People have taken to the streets around the world to protest Russia’s invasion of Ukraine, which has now been ongoing for nearly three weeks. In Atlanta, some Russians are also working to show solidarity with Ukraine, participating in protests and speaking out against the war.
In late February, Julia Krotova — who said she’s a former human rights lawyer in Russia and current political asylee — helped organize a protest in Atlanta’s Centennial Olympic Park. She said the mostly Russian crowd waved blue and yellow flags in solidarity.
Krotova told CBS News that like many, she hopes for an “end to the war against Ukraine.”
“I feel pain. I cry a lot right now,” Krotova said. “At this moment, the people of Ukraine are defending their freedom and country, at the cost of their lives.”
Krotova said she’s also participated in a movement to gather humanitarian aid for Ukrainians. That group, “Atlanta with Ukraine,” said on its website that it has collected nearly 20 tons of essential goods like clothes and non-perishable food.
The website said trucks will now take the aid to a port in Savannah, Georgia, where it will be shipped to Klaipeda, Lithuania en route to Lviv, Ukraine. A humanitarian fund will then be responsible for distributing the aid throughout Ukraine, according to the website.
Russia’s invasion has caused more than two million Ukrainians to flee their homes — and some Russians are unaware of what is really happening due to the nation’s crackdown on reporting. Atlanta-based Marina Kremyanskaya, who migrated from Russia to America more than 30 years ago, said she believes propaganda has misled people she knows in the country.
“Every day those people receive wrong information,” Kremyanskaya told CBS News. “And it’s very hard to change their minds.”
Kremyanskaya says she is “proud” of those who have shown support for Ukrainians around the world, but is also sad for Russians who do not agree with the war.
“Putin is out of reality,” Kremyanskaya said. “And I’m really sorry for the Russian people who will experience such bad sanctions. I’m sorry for both countries.”

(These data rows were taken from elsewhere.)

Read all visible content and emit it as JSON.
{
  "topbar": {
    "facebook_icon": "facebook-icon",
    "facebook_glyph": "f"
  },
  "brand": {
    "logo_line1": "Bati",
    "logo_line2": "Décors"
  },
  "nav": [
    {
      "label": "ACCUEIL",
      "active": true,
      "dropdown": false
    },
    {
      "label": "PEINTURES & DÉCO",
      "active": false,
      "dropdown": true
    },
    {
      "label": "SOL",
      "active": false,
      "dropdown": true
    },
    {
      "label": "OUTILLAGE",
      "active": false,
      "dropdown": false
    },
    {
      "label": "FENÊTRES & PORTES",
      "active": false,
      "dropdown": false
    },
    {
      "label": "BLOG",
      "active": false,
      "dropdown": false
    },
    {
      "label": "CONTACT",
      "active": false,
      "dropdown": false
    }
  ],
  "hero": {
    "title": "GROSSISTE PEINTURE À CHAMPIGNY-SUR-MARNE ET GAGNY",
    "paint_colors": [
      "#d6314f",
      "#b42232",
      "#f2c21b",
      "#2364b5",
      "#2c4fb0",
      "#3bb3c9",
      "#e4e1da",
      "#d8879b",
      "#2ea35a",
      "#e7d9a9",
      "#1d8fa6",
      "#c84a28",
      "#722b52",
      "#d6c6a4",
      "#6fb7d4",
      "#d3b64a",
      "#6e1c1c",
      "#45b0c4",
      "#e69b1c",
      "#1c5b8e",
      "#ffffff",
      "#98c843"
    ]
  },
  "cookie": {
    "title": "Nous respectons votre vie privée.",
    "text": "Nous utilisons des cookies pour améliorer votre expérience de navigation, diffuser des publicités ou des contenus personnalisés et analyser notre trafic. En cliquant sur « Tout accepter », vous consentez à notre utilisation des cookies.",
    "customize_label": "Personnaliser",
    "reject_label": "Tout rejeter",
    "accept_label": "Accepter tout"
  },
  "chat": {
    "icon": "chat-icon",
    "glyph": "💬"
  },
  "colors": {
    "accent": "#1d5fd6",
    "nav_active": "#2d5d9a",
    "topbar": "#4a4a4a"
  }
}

Tre’Vaughn Howard is a digital associate producer and writer for CBS News, focusing on international and culture stories.